== WHAT IS REQUIRED ==
What lines below include the string "Information"? Pick them out and copy them.

== STORED DATA ==

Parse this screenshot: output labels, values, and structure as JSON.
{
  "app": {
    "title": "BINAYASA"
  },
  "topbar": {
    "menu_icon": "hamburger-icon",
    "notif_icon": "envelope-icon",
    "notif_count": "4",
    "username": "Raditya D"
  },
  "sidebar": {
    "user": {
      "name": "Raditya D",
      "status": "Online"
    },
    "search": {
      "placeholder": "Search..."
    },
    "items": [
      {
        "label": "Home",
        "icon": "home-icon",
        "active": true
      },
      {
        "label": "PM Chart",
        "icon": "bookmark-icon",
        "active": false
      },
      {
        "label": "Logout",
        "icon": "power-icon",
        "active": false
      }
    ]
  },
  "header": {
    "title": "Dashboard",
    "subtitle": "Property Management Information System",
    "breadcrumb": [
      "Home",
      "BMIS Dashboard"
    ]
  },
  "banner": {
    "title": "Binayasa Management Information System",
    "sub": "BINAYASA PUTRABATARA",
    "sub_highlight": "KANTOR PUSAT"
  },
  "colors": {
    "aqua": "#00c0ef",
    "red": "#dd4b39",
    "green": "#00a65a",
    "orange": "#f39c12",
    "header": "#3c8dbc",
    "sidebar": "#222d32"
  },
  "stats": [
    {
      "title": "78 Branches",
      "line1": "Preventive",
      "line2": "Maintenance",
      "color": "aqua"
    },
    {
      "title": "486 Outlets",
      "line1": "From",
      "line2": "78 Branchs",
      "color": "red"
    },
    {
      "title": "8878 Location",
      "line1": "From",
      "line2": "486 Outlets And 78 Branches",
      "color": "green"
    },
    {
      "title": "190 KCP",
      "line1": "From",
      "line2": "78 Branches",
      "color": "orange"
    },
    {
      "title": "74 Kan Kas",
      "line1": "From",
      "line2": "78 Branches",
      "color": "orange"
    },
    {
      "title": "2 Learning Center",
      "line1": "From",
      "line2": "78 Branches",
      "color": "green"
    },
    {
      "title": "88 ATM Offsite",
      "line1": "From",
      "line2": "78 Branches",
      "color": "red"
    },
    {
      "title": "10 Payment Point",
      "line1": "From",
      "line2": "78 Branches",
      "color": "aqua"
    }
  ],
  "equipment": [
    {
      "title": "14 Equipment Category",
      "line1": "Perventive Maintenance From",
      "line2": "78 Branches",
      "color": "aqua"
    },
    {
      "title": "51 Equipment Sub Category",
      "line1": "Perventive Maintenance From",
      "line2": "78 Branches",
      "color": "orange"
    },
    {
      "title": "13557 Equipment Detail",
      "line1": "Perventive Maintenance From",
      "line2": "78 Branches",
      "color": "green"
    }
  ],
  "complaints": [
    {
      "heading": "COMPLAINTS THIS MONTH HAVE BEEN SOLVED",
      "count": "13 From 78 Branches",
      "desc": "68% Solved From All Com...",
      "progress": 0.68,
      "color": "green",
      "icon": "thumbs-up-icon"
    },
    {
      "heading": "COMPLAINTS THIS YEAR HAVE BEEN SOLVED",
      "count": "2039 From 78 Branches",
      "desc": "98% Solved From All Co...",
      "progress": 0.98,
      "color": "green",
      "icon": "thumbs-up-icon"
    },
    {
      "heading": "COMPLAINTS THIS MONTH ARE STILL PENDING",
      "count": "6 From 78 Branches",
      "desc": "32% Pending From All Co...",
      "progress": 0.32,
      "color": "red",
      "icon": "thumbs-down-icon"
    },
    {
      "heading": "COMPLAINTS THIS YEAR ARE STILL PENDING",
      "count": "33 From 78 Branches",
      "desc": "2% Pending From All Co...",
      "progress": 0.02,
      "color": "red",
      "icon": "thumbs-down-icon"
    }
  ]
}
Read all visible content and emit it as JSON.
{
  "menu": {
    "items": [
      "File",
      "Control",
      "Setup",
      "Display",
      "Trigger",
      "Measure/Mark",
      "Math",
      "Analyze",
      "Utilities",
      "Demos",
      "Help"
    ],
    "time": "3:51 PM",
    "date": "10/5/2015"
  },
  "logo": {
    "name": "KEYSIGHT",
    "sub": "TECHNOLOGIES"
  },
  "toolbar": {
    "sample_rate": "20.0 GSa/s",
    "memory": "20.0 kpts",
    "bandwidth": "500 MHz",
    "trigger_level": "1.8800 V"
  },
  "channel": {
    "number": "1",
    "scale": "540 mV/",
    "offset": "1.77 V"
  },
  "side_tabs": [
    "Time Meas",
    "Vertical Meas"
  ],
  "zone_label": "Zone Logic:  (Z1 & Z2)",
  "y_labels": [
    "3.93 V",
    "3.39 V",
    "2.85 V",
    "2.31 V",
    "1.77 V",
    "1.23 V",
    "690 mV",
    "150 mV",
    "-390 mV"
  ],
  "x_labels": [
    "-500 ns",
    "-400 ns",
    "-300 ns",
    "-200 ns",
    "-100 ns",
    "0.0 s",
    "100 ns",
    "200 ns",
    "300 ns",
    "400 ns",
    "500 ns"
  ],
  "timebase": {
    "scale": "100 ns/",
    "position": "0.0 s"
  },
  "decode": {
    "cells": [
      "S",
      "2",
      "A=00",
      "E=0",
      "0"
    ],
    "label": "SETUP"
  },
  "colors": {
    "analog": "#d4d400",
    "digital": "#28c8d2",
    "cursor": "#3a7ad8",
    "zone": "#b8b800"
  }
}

== ANSWER TO THE EXERCISE ==
    "subtitle": "Property Management Information System",
    "title": "Binayasa Management Information System",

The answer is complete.